[[ Listed records, beginning ]]

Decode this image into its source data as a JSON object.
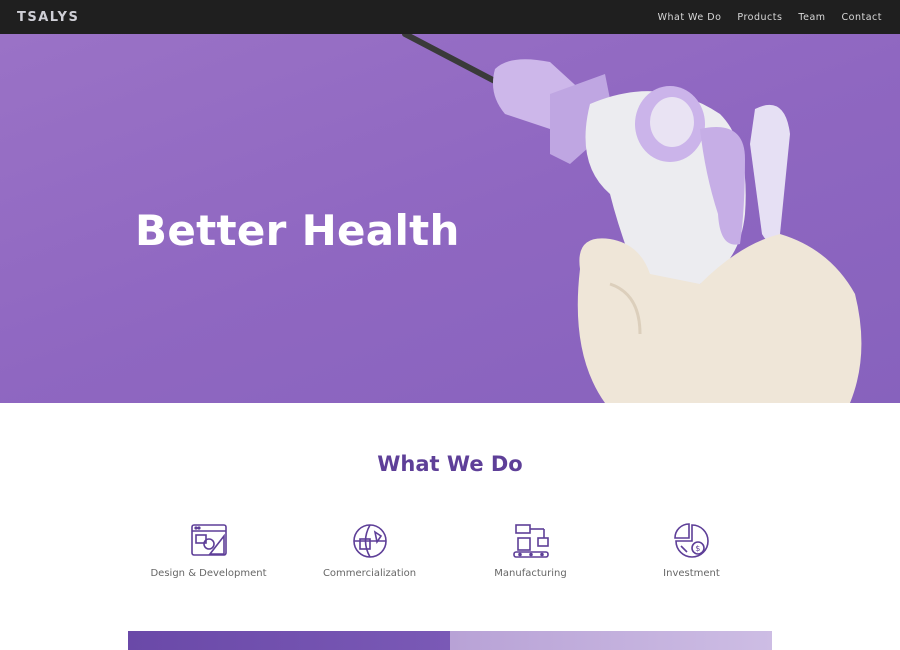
{
  "nav": {
    "logo": "TSALYS",
    "links": [
      "What We Do",
      "Products",
      "Team",
      "Contact"
    ]
  },
  "hero": {
    "title": "Better Health",
    "image": "gloved-hand-holding-medical-device"
  },
  "what_we_do": {
    "title": "What We Do",
    "services": [
      {
        "label": "Design & Development",
        "icon": "design-development-icon"
      },
      {
        "label": "Commercialization",
        "icon": "commercialization-icon"
      },
      {
        "label": "Manufacturing",
        "icon": "manufacturing-icon"
      },
      {
        "label": "Investment",
        "icon": "investment-icon"
      }
    ]
  },
  "colors": {
    "brand_purple": "#5e3f98",
    "hero_purple": "#9a72c6",
    "nav_bg": "#1f1f1f"
  }
}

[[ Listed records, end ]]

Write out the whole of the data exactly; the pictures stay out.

Decode this image into its source data as a JSON object.
{
  "nav": {
    "logo": "TSALYS",
    "links": [
      "What We Do",
      "Products",
      "Team",
      "Contact"
    ]
  },
  "hero": {
    "title": "Better Health",
    "image": "gloved-hand-holding-medical-device"
  },
  "what_we_do": {
    "title": "What We Do",
    "services": [
      {
        "label": "Design & Development",
        "icon": "design-development-icon"
      },
      {
        "label": "Commercialization",
        "icon": "commercialization-icon"
      },
      {
        "label": "Manufacturing",
        "icon": "manufacturing-icon"
      },
      {
        "label": "Investment",
        "icon": "investment-icon"
      }
    ]
  },
  "colors": {
    "brand_purple": "#5e3f98",
    "hero_purple": "#9a72c6",
    "nav_bg": "#1f1f1f"
  }
}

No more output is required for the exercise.